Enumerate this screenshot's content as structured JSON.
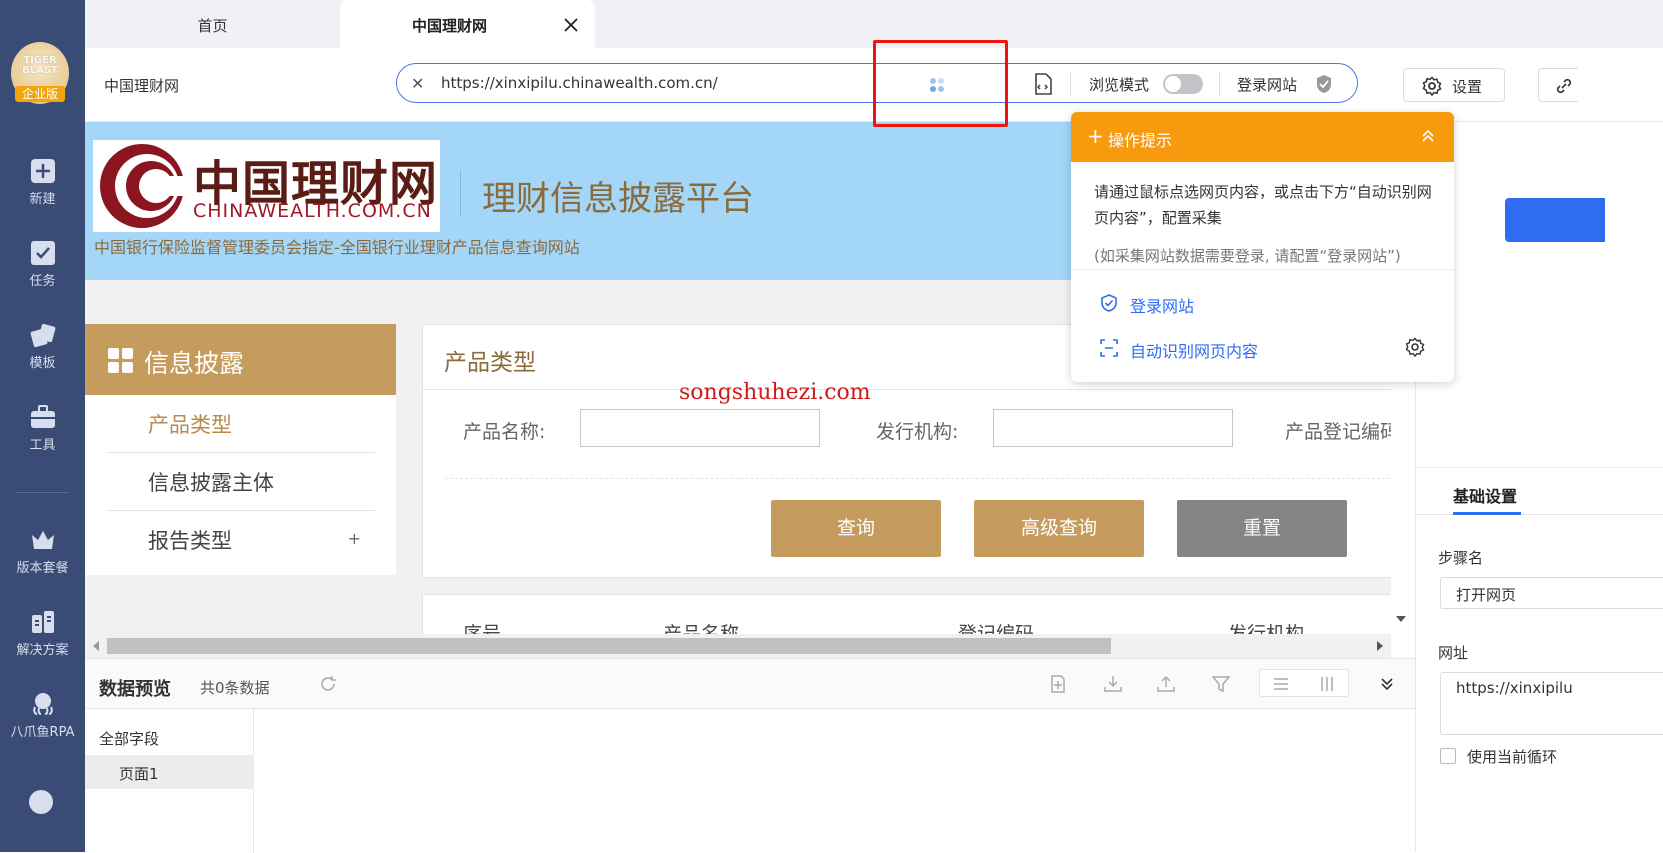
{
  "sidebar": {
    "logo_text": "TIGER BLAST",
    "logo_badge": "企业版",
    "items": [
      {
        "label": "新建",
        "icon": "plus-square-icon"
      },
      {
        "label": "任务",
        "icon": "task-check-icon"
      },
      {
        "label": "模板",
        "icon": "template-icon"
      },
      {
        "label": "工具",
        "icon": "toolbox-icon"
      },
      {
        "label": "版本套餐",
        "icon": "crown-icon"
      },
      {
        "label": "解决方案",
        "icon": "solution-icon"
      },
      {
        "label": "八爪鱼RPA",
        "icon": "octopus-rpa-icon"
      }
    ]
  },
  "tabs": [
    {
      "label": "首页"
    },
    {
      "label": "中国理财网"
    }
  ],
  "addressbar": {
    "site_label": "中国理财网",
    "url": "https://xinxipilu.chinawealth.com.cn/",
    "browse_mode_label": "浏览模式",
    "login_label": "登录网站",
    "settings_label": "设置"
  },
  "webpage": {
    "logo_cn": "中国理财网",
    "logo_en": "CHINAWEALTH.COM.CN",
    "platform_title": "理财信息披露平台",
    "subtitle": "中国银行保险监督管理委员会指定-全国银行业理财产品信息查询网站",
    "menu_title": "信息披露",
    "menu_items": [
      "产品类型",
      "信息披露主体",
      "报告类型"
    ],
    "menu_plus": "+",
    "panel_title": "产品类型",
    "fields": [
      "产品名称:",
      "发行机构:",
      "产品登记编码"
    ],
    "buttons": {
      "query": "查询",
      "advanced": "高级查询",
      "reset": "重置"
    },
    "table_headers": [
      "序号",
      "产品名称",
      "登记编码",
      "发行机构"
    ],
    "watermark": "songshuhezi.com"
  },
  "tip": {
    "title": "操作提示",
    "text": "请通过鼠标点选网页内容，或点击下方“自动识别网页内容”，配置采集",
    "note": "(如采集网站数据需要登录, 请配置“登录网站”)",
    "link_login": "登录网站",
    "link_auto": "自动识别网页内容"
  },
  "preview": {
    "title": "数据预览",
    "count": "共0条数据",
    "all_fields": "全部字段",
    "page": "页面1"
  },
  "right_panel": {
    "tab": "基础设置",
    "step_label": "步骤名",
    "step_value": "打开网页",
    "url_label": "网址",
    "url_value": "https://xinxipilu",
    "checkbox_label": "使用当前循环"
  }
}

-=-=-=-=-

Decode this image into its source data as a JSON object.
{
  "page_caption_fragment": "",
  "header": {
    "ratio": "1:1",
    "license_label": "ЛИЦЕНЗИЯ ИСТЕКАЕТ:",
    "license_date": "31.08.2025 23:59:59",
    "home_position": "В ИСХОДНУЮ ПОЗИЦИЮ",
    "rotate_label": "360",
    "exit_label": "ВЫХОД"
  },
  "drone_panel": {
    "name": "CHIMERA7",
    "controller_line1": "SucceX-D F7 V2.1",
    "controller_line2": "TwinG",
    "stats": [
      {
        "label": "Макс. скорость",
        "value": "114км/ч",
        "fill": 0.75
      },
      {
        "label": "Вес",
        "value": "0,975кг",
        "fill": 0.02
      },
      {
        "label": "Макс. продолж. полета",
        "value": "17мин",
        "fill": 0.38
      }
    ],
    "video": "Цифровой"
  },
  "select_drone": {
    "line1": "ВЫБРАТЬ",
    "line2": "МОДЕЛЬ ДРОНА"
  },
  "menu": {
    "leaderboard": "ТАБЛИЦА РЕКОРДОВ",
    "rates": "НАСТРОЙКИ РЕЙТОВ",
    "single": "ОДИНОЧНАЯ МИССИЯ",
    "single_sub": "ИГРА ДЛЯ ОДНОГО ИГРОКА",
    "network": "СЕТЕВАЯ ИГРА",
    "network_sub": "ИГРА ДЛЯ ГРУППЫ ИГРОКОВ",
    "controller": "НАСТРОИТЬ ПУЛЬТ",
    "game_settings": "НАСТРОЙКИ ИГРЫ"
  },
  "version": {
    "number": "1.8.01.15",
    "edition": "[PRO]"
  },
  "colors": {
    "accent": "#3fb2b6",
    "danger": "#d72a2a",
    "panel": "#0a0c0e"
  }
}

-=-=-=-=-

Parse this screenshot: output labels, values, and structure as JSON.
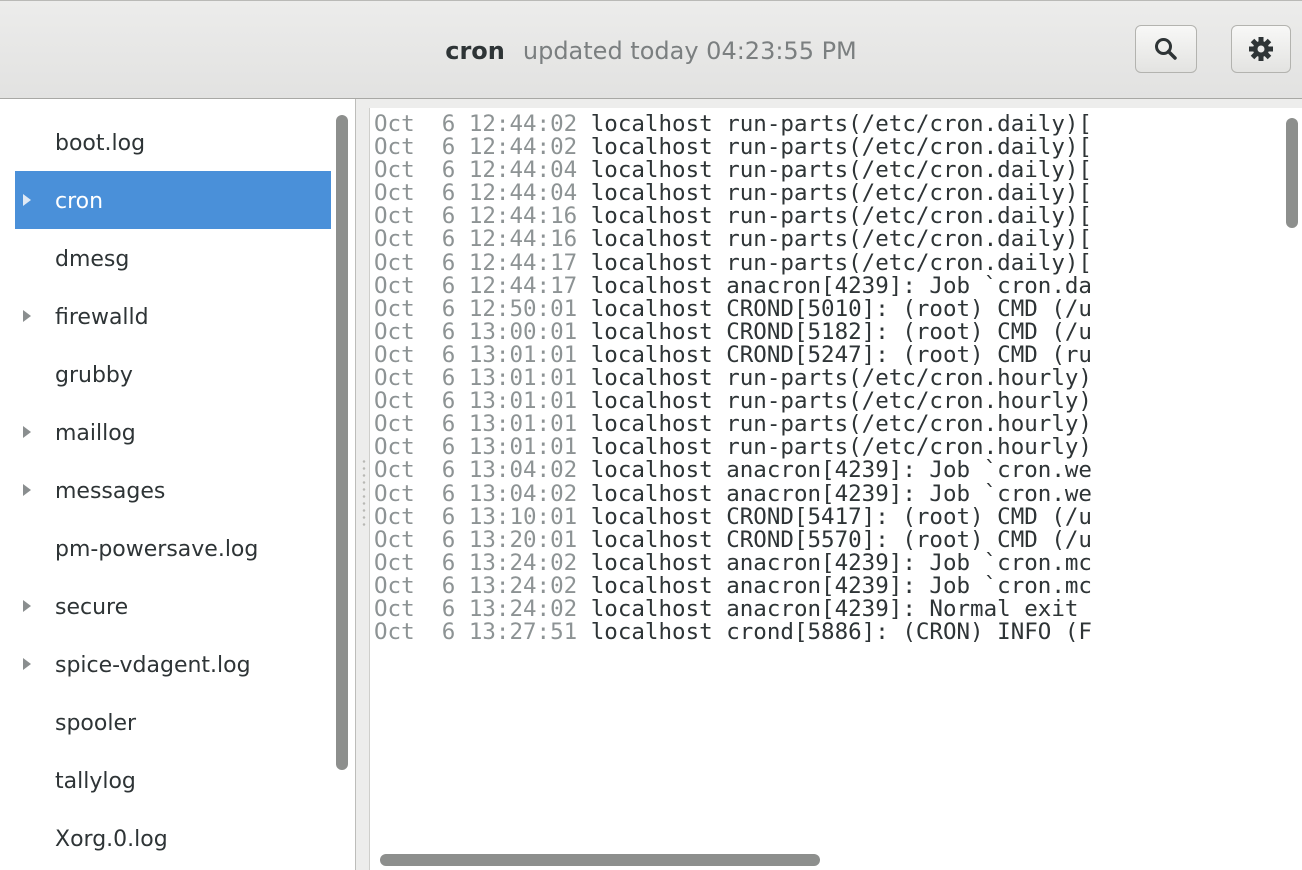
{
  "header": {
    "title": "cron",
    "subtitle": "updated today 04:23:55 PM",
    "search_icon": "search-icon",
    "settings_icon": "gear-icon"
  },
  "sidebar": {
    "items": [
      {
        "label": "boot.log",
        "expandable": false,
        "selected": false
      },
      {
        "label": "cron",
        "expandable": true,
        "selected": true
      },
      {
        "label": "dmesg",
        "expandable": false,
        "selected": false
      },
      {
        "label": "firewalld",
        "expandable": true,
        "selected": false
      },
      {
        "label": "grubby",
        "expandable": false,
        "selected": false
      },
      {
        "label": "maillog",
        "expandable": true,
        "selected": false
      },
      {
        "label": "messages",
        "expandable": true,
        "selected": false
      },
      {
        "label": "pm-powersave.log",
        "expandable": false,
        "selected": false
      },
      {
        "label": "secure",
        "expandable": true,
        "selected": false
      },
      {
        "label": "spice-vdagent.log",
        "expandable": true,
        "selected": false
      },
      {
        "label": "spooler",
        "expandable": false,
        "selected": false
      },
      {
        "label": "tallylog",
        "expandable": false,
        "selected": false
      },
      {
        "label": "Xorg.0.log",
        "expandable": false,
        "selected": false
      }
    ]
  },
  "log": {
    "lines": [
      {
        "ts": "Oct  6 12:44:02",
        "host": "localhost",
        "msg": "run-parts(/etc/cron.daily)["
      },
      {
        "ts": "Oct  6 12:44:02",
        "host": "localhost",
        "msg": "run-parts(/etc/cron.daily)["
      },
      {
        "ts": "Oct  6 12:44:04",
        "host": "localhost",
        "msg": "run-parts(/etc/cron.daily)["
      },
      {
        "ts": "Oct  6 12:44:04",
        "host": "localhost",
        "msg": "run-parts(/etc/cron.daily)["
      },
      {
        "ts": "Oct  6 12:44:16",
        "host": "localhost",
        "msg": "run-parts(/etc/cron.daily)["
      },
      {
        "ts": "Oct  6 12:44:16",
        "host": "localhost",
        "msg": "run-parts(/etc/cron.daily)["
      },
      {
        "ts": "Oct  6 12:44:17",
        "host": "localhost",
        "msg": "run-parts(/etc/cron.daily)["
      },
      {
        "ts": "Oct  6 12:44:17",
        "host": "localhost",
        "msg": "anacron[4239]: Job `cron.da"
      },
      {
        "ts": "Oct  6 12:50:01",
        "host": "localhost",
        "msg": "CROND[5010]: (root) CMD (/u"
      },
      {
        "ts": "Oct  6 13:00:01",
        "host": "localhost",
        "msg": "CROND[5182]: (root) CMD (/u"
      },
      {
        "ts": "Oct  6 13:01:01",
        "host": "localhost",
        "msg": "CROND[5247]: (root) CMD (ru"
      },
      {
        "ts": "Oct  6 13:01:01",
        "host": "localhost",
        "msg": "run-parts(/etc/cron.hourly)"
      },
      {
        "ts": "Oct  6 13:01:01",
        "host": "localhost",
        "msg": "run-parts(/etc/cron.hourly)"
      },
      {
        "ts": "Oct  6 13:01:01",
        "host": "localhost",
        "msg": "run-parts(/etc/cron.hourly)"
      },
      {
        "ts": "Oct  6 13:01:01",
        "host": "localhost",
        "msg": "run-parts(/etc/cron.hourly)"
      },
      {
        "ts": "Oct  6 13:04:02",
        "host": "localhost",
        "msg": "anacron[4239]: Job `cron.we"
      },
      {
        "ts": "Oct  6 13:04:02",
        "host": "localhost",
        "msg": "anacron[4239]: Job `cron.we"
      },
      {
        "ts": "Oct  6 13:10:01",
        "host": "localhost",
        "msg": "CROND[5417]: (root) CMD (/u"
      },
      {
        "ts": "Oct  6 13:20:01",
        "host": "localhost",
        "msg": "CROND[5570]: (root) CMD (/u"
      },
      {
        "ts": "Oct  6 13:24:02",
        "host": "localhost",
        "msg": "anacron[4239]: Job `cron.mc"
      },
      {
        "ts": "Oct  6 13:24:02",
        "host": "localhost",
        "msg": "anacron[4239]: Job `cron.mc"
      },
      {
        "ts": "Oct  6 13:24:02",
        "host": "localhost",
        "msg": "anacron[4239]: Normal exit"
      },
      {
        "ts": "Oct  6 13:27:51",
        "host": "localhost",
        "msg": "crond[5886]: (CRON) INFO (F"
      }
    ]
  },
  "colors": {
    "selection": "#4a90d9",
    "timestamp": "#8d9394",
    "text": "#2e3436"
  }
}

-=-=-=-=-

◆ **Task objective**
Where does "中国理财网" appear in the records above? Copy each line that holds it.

◆ **Answer for this exercise**
      "label": "中国理财网"
    "site_label": "中国理财网",
    "logo_cn": "中国理财网",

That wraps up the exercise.